ASSIGNMENT: The entries should be given again so that each one matches the original exactly.

(Entries taken from a collection)
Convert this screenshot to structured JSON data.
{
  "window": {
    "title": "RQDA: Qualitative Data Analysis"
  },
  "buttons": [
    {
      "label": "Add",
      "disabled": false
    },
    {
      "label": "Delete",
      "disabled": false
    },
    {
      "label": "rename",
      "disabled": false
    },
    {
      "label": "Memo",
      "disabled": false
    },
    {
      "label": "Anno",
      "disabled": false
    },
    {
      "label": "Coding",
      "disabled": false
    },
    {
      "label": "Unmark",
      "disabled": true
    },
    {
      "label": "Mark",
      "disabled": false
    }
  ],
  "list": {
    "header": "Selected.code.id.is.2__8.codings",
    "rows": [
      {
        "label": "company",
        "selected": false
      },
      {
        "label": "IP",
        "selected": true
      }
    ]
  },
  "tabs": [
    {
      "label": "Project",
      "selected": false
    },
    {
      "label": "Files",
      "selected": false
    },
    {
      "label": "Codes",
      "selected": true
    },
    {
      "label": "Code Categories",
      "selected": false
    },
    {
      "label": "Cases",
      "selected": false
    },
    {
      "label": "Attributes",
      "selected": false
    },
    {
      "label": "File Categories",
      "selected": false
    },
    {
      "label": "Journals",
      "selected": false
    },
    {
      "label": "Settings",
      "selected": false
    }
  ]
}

FINISHED EXERCISE:
Convert this screenshot to structured JSON data.
{
  "window": {
    "title": "RQDA: Qualitative Data Analysis"
  },
  "buttons": [
    {
      "label": "Add",
      "disabled": false
    },
    {
      "label": "Delete",
      "disabled": false
    },
    {
      "label": "rename",
      "disabled": false
    },
    {
      "label": "Memo",
      "disabled": false
    },
    {
      "label": "Anno",
      "disabled": false
    },
    {
      "label": "Coding",
      "disabled": false
    },
    {
      "label": "Unmark",
      "disabled": true
    },
    {
      "label": "Mark",
      "disabled": false
    }
  ],
  "list": {
    "header": "Selected.code.id.is.2__8.codings",
    "rows": [
      {
        "label": "company",
        "selected": false
      },
      {
        "label": "IP",
        "selected": true
      }
    ]
  },
  "tabs": [
    {
      "label": "Project",
      "selected": false
    },
    {
      "label": "Files",
      "selected": false
    },
    {
      "label": "Codes",
      "selected": true
    },
    {
      "label": "Code Categories",
      "selected": false
    },
    {
      "label": "Cases",
      "selected": false
    },
    {
      "label": "Attributes",
      "selected": false
    },
    {
      "label": "File Categories",
      "selected": false
    },
    {
      "label": "Journals",
      "selected": false
    },
    {
      "label": "Settings",
      "selected": false
    }
  ]
}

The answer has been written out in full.